Former US Secretary of State Henry Kissinger, who played a pivotal and polarising role in US foreign policy during the Cold War, has died at the age of 100.
He served as America’s top diplomat and national security adviser during the Nixon and Ford administrations.
Despite leaving office in the mid-1970s, he continued to be consulted by generations of leaders for decades.
The German-born former diplomat died at his home in Connecticut.
Kissinger’s Realpolitik style made him a controversial figure, with critics accusing him of war crimes when he and President Richard Nixon conducted a bombing campaign against Vietnamese communists in Cambodia.
And over the years, he was subject to scathing criticism from those who accused him of prioritising rivalry with the Soviet Union over human rights and supporting repressive regimes across the world, including that of Augusto Pinochet in Chile.
Former US President George W Bush led tributes, saying the US had “lost one of the most dependable and distinctive voices on foreign affairs”.
Meanwhile, former UK Prime Minister Tony Blair described him as an artist of diplomacy, saying Kissinger was motivated by “a genuine love of the free world and the need to protect it”.
President Richard Nixon’s daughters, Tricia Nixon Cox and Julie Nixon Eisenhower, said that Kissinger’s life story was “so unique – and so thoroughly American”.
“Henry Kissinger will long be remembered for his many achievements in advancing the cause of peace,” the statement said. “But it was his character that we will never forget.”

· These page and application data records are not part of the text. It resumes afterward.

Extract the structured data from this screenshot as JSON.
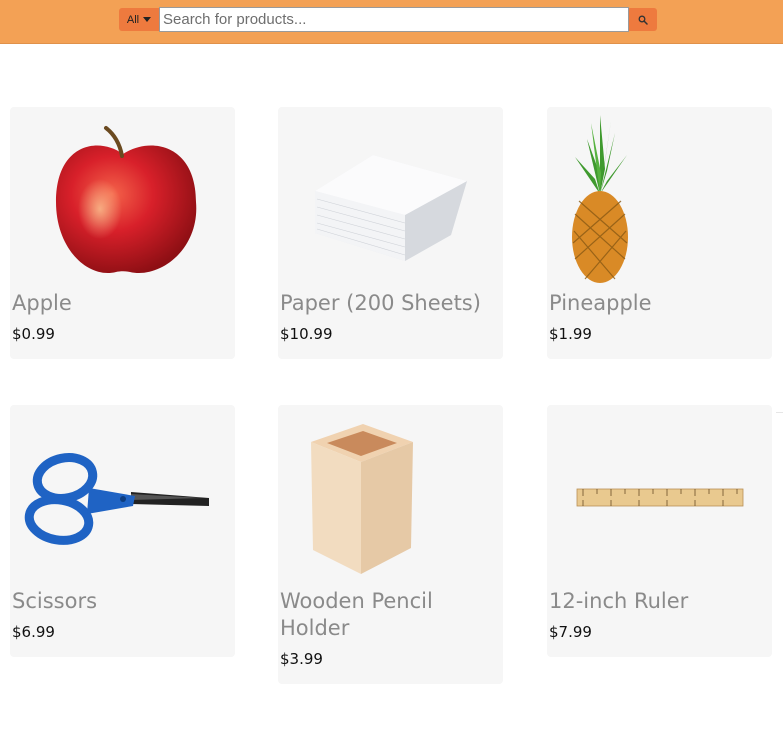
{
  "header": {
    "category_label": "All",
    "search_placeholder": "Search for products...",
    "search_value": "",
    "accent_color": "#f3a155",
    "button_color": "#ee7a3e",
    "icons": {
      "category": "caret-down-icon",
      "search": "search-icon"
    }
  },
  "products": [
    {
      "name": "Apple",
      "price": "$0.99",
      "image": "apple-image"
    },
    {
      "name": "Paper (200 Sheets)",
      "price": "$10.99",
      "image": "paper-stack-image"
    },
    {
      "name": "Pineapple",
      "price": "$1.99",
      "image": "pineapple-image"
    },
    {
      "name": "Scissors",
      "price": "$6.99",
      "image": "scissors-image"
    },
    {
      "name": "Wooden Pencil Holder",
      "price": "$3.99",
      "image": "pencil-holder-image"
    },
    {
      "name": "12-inch Ruler",
      "price": "$7.99",
      "image": "ruler-image"
    }
  ]
}
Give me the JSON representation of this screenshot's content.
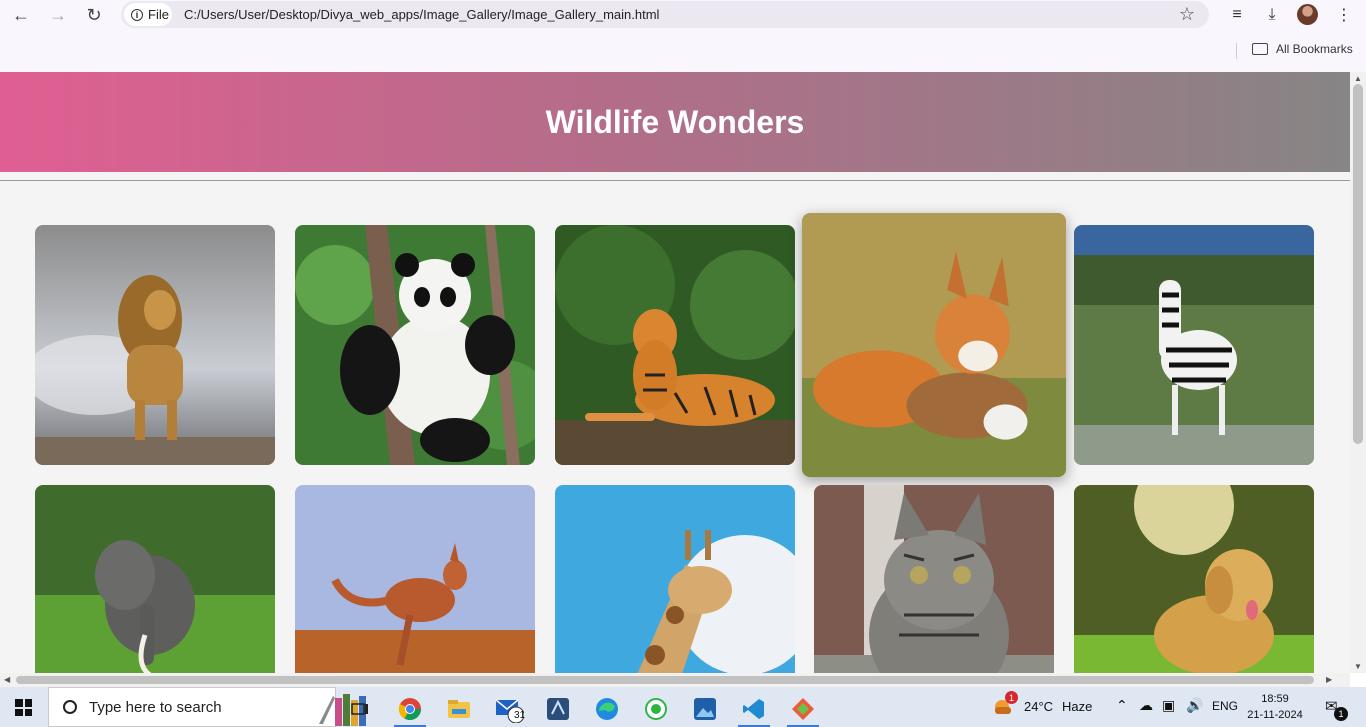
{
  "browser": {
    "site_chip_label": "File",
    "url": "C:/Users/User/Desktop/Divya_web_apps/Image_Gallery/Image_Gallery_main.html",
    "bookmarks_label": "All Bookmarks"
  },
  "page": {
    "title": "Wildlife Wonders",
    "gallery": [
      {
        "animal": "lion"
      },
      {
        "animal": "panda"
      },
      {
        "animal": "tiger"
      },
      {
        "animal": "fox",
        "hovered": true
      },
      {
        "animal": "zebra"
      },
      {
        "animal": "elephant"
      },
      {
        "animal": "kangaroo"
      },
      {
        "animal": "giraffe"
      },
      {
        "animal": "cat"
      },
      {
        "animal": "golden retriever"
      }
    ]
  },
  "taskbar": {
    "search_placeholder": "Type here to search",
    "mail_badge": "31",
    "weather_badge": "1",
    "temperature": "24°C",
    "weather": "Haze",
    "language": "ENG",
    "time": "18:59",
    "date": "21-11-2024",
    "notification_count": "1"
  },
  "colors": {
    "header_start": "#e05f92",
    "header_end": "#878585",
    "taskbar": "#dfe7f3"
  }
}
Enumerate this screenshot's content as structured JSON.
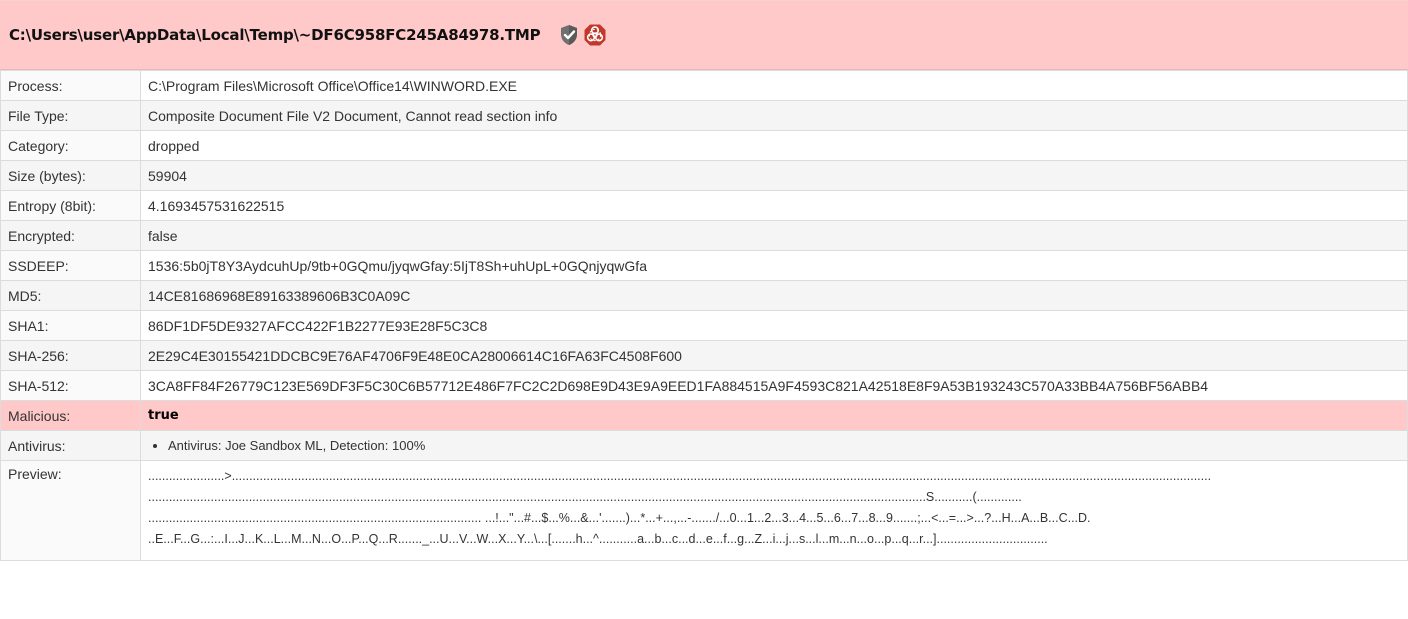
{
  "header": {
    "title": "C:\\Users\\user\\AppData\\Local\\Temp\\~DF6C958FC245A84978.TMP",
    "icons": [
      "shield-check-icon",
      "biohazard-icon"
    ],
    "background": "#ffc9c9"
  },
  "rows": {
    "process": {
      "label": "Process:",
      "value": "C:\\Program Files\\Microsoft Office\\Office14\\WINWORD.EXE"
    },
    "file_type": {
      "label": "File Type:",
      "value": "Composite Document File V2 Document, Cannot read section info"
    },
    "category": {
      "label": "Category:",
      "value": "dropped"
    },
    "size": {
      "label": "Size (bytes):",
      "value": "59904"
    },
    "entropy": {
      "label": "Entropy (8bit):",
      "value": "4.1693457531622515"
    },
    "encrypted": {
      "label": "Encrypted:",
      "value": "false"
    },
    "ssdeep": {
      "label": "SSDEEP:",
      "value": "1536:5b0jT8Y3AydcuhUp/9tb+0GQmu/jyqwGfay:5IjT8Sh+uhUpL+0GQnjyqwGfa"
    },
    "md5": {
      "label": "MD5:",
      "value": "14CE81686968E89163389606B3C0A09C"
    },
    "sha1": {
      "label": "SHA1:",
      "value": "86DF1DF5DE9327AFCC422F1B2277E93E28F5C3C8"
    },
    "sha256": {
      "label": "SHA-256:",
      "value": "2E29C4E30155421DDCBC9E76AF4706F9E48E0CA28006614C16FA63FC4508F600"
    },
    "sha512": {
      "label": "SHA-512:",
      "value": "3CA8FF84F26779C123E569DF3F5C30C6B57712E486F7FC2C2D698E9D43E9A9EED1FA884515A9F4593C821A42518E8F9A53B193243C570A33BB4A756BF56ABB4"
    },
    "malicious": {
      "label": "Malicious:",
      "value": "true"
    },
    "antivirus": {
      "label": "Antivirus:",
      "item": "Antivirus: Joe Sandbox ML, Detection: 100%"
    },
    "preview": {
      "label": "Preview:",
      "lines": [
        "......................>..........................................................................................................................................................................................................................................................................................",
        "................................................................................................................................................................................................................................S...........(.............",
        "................................................................................................ ...!...\"...#...$...%...&...'.......)...*...+...,...-......./...0...1...2...3...4...5...6...7...8...9.......;...<...=...>...?...H...A...B...C...D.",
        "..E...F...G...:...I...J...K...L...M...N...O...P...Q...R......._...U...V...W...X...Y...\\...[.......h...^...........a...b...c...d...e...f...g...Z...i...j...s...l...m...n...o...p...q...r...]................................"
      ]
    }
  },
  "colors": {
    "malicious_row": "#ffc9c9",
    "border": "#dcdcdc"
  }
}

Born in Germany in 1923, the school teacher’s son first came to the US in 1938 when his family fled the Nazis. He never quite lost his native Bavarian accent.